### What you have to do
What you give back must match the records below word for word.

### Data for this exercise
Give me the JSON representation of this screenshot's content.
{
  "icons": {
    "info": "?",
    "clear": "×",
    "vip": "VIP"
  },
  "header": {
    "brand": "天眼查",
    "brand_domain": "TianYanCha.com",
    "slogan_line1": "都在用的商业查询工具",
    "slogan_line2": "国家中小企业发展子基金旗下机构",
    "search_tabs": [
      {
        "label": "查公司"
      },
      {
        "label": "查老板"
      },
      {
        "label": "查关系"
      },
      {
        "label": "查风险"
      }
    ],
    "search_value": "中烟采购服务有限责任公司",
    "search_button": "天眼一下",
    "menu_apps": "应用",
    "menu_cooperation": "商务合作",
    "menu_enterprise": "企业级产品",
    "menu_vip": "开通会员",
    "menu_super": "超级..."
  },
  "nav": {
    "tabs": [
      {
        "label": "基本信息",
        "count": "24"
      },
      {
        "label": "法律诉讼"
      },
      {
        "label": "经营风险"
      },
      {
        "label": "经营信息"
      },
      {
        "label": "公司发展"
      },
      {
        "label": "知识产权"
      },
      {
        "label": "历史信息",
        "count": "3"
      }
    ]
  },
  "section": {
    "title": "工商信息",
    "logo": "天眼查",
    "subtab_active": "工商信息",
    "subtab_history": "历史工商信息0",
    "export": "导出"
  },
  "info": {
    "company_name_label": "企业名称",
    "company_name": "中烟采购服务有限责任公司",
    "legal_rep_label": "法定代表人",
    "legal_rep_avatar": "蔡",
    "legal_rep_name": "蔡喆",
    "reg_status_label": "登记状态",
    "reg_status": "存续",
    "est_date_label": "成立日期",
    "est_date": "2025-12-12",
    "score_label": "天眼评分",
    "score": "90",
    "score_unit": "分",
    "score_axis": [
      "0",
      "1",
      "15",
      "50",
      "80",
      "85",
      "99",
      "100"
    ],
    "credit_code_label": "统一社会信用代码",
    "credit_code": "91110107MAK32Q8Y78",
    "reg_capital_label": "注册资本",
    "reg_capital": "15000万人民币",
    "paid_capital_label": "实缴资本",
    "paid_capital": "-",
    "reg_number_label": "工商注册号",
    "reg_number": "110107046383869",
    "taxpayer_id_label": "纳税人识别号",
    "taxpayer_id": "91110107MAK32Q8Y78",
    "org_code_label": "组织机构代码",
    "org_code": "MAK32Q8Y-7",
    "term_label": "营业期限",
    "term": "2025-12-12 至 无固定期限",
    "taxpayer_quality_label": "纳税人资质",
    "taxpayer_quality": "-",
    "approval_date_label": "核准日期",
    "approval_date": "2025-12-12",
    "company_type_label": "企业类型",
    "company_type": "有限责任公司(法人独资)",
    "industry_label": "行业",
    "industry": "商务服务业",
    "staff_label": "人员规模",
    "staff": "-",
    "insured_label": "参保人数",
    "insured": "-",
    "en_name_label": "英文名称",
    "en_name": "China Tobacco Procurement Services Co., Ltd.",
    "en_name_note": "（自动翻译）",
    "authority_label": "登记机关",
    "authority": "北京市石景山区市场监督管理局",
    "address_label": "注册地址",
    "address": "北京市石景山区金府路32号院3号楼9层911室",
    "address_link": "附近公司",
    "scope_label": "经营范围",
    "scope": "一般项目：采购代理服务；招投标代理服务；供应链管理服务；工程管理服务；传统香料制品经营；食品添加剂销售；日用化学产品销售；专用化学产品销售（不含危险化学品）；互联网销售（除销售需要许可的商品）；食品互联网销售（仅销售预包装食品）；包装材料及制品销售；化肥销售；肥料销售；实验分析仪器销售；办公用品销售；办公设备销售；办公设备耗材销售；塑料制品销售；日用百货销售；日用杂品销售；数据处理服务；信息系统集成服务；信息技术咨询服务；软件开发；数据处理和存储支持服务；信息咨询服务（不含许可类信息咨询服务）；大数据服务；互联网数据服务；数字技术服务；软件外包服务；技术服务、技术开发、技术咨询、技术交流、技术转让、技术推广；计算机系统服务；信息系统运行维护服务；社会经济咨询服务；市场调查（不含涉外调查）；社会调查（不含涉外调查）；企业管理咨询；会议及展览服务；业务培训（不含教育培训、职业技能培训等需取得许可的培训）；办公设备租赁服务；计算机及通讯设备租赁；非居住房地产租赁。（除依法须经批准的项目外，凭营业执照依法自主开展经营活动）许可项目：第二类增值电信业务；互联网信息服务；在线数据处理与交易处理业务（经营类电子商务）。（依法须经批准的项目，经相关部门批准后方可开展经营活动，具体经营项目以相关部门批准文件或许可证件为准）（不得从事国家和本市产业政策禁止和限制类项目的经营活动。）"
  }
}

### Result of the exercise
Give me the JSON representation of this screenshot's content.
{
  "icons": {
    "info": "?",
    "clear": "×",
    "vip": "VIP"
  },
  "header": {
    "brand": "天眼查",
    "brand_domain": "TianYanCha.com",
    "slogan_line1": "都在用的商业查询工具",
    "slogan_line2": "国家中小企业发展子基金旗下机构",
    "search_tabs": [
      {
        "label": "查公司"
      },
      {
        "label": "查老板"
      },
      {
        "label": "查关系"
      },
      {
        "label": "查风险"
      }
    ],
    "search_value": "中烟采购服务有限责任公司",
    "search_button": "天眼一下",
    "menu_apps": "应用",
    "menu_cooperation": "商务合作",
    "menu_enterprise": "企业级产品",
    "menu_vip": "开通会员",
    "menu_super": "超级..."
  },
  "nav": {
    "tabs": [
      {
        "label": "基本信息",
        "count": "24"
      },
      {
        "label": "法律诉讼"
      },
      {
        "label": "经营风险"
      },
      {
        "label": "经营信息"
      },
      {
        "label": "公司发展"
      },
      {
        "label": "知识产权"
      },
      {
        "label": "历史信息",
        "count": "3"
      }
    ]
  },
  "section": {
    "title": "工商信息",
    "logo": "天眼查",
    "subtab_active": "工商信息",
    "subtab_history": "历史工商信息0",
    "export": "导出"
  },
  "info": {
    "company_name_label": "企业名称",
    "company_name": "中烟采购服务有限责任公司",
    "legal_rep_label": "法定代表人",
    "legal_rep_avatar": "蔡",
    "legal_rep_name": "蔡喆",
    "reg_status_label": "登记状态",
    "reg_status": "存续",
    "est_date_label": "成立日期",
    "est_date": "2025-12-12",
    "score_label": "天眼评分",
    "score": "90",
    "score_unit": "分",
    "score_axis": [
      "0",
      "1",
      "15",
      "50",
      "80",
      "85",
      "99",
      "100"
    ],
    "credit_code_label": "统一社会信用代码",
    "credit_code": "91110107MAK32Q8Y78",
    "reg_capital_label": "注册资本",
    "reg_capital": "15000万人民币",
    "paid_capital_label": "实缴资本",
    "paid_capital": "-",
    "reg_number_label": "工商注册号",
    "reg_number": "110107046383869",
    "taxpayer_id_label": "纳税人识别号",
    "taxpayer_id": "91110107MAK32Q8Y78",
    "org_code_label": "组织机构代码",
    "org_code": "MAK32Q8Y-7",
    "term_label": "营业期限",
    "term": "2025-12-12 至 无固定期限",
    "taxpayer_quality_label": "纳税人资质",
    "taxpayer_quality": "-",
    "approval_date_label": "核准日期",
    "approval_date": "2025-12-12",
    "company_type_label": "企业类型",
    "company_type": "有限责任公司(法人独资)",
    "industry_label": "行业",
    "industry": "商务服务业",
    "staff_label": "人员规模",
    "staff": "-",
    "insured_label": "参保人数",
    "insured": "-",
    "en_name_label": "英文名称",
    "en_name": "China Tobacco Procurement Services Co., Ltd.",
    "en_name_note": "（自动翻译）",
    "authority_label": "登记机关",
    "authority": "北京市石景山区市场监督管理局",
    "address_label": "注册地址",
    "address": "北京市石景山区金府路32号院3号楼9层911室",
    "address_link": "附近公司",
    "scope_label": "经营范围",
    "scope": "一般项目：采购代理服务；招投标代理服务；供应链管理服务；工程管理服务；传统香料制品经营；食品添加剂销售；日用化学产品销售；专用化学产品销售（不含危险化学品）；互联网销售（除销售需要许可的商品）；食品互联网销售（仅销售预包装食品）；包装材料及制品销售；化肥销售；肥料销售；实验分析仪器销售；办公用品销售；办公设备销售；办公设备耗材销售；塑料制品销售；日用百货销售；日用杂品销售；数据处理服务；信息系统集成服务；信息技术咨询服务；软件开发；数据处理和存储支持服务；信息咨询服务（不含许可类信息咨询服务）；大数据服务；互联网数据服务；数字技术服务；软件外包服务；技术服务、技术开发、技术咨询、技术交流、技术转让、技术推广；计算机系统服务；信息系统运行维护服务；社会经济咨询服务；市场调查（不含涉外调查）；社会调查（不含涉外调查）；企业管理咨询；会议及展览服务；业务培训（不含教育培训、职业技能培训等需取得许可的培训）；办公设备租赁服务；计算机及通讯设备租赁；非居住房地产租赁。（除依法须经批准的项目外，凭营业执照依法自主开展经营活动）许可项目：第二类增值电信业务；互联网信息服务；在线数据处理与交易处理业务（经营类电子商务）。（依法须经批准的项目，经相关部门批准后方可开展经营活动，具体经营项目以相关部门批准文件或许可证件为准）（不得从事国家和本市产业政策禁止和限制类项目的经营活动。）"
  }
}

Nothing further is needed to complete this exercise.